Emphasising the reforms’ focus on achieving social goals rather than income support, the aide memoire notes: “By its nature, the benefit system provides an opportunity to improve social outcomes because it supports, primarily, lower socio-economic groups.” This highly loaded sentence suggests it is appropriate to use the benefit system to pursue better outcomes for “lower socio-economic groups” even though it is not clear who, exactly, is a member of this group or groups.

Anybody on a benefit is by definition a member of  a "lower socio-economic group". If they are'nt they are defrauding the benefit system.

The aide memoire cites a US study showing most welfare sanctions were for work test failures (61%) while only 15% were for obligation failures (such as children not attending school). This suggests that the behaviour of beneficiaries as a whole is not that different from the general population. Indeed, recent reports have highlighted “rich and poor families pulling their youngsters from school for travel” while the principal of a South Auckland school observes “older children sometimes missed school to help babysit or step in for parents who were working long hours” (Jones, 2013a). It is therefore difficult to see why beneficiary parents have been singled out for special treatment.

15% of all sanctions tells us nothing about the actual number or how it relates to the comparative population. Why not look at the data regarding the increased incidence of child abuse and neglect and then try the line, "It is therefore difficult to see why beneficiary parents have been singled out for special treatment." But I forget. CPAG don't accept that difference either.

Of all the benefit sanctions in 2012 (56427) only 15 percent (8286) applied to beneficiaries with children. Only 918 had their benefit suspended or cancelled. CPAG admits,
The majority of clients (520) who are sanctioned have sanctions imposed for up to four weeks, while a much smaller number (78) are sanctioned from 4-8 weeks, and a very few (25) are sanctioned for over 8 weeks.While the numbers are relatively small, the question remains as to how families cope with severely restricted incomes, especially over long periods.

CPAG nevertheless want to use this data to advocate that children of sanctioned beneficiary parents are in dire straits. That expectations and obligations upon their parents are highly unreasonable. That work is not the best way out of poverty. In fact, in some circumstances...

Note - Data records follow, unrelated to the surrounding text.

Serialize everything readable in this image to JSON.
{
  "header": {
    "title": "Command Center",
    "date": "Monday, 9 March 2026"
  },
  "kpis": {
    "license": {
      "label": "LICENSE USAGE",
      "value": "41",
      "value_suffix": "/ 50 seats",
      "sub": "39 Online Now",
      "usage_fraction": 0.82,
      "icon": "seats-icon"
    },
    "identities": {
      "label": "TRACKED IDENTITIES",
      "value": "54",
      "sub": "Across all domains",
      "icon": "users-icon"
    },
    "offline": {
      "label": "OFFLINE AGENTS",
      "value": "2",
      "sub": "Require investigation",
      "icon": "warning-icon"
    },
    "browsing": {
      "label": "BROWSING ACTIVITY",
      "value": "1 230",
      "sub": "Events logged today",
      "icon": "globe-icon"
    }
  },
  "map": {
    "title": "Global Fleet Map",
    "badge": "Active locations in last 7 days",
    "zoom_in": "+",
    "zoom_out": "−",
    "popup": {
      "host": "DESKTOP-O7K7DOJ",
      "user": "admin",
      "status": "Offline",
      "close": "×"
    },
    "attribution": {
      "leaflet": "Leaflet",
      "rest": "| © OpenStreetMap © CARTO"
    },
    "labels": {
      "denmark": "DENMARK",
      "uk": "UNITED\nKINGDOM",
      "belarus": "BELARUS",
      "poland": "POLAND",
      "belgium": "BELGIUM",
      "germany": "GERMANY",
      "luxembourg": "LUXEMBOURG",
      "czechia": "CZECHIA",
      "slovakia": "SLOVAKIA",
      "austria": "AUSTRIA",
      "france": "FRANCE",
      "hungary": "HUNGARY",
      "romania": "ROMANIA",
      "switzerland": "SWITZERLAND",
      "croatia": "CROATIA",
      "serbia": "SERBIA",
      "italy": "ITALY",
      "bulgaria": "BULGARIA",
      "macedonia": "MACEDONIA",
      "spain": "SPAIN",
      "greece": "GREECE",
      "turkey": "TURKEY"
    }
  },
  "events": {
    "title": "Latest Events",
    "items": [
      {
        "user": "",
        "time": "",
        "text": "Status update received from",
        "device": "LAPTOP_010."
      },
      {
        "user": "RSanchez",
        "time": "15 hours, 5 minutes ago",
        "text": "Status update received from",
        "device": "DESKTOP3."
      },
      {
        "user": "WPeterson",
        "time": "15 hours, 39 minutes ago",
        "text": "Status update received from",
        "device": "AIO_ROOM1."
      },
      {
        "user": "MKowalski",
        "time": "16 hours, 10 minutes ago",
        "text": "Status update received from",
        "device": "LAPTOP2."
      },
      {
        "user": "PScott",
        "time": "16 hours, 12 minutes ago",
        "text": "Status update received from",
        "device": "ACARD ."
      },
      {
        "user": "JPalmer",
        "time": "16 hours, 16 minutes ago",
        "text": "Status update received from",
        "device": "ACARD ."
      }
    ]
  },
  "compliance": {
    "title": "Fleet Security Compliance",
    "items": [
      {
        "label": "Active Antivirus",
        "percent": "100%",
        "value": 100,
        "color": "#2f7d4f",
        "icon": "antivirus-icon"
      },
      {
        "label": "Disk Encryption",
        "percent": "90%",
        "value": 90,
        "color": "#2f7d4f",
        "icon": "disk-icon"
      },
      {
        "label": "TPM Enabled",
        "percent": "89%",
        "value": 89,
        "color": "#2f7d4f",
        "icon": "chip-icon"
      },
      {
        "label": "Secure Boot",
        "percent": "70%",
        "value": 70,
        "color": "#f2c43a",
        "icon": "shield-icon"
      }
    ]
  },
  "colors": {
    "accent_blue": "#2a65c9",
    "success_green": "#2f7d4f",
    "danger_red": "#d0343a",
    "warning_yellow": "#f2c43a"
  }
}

...paid work just becomes a time-consuming farce which is cost ineffective and harmful to the long term wellbeing of the children.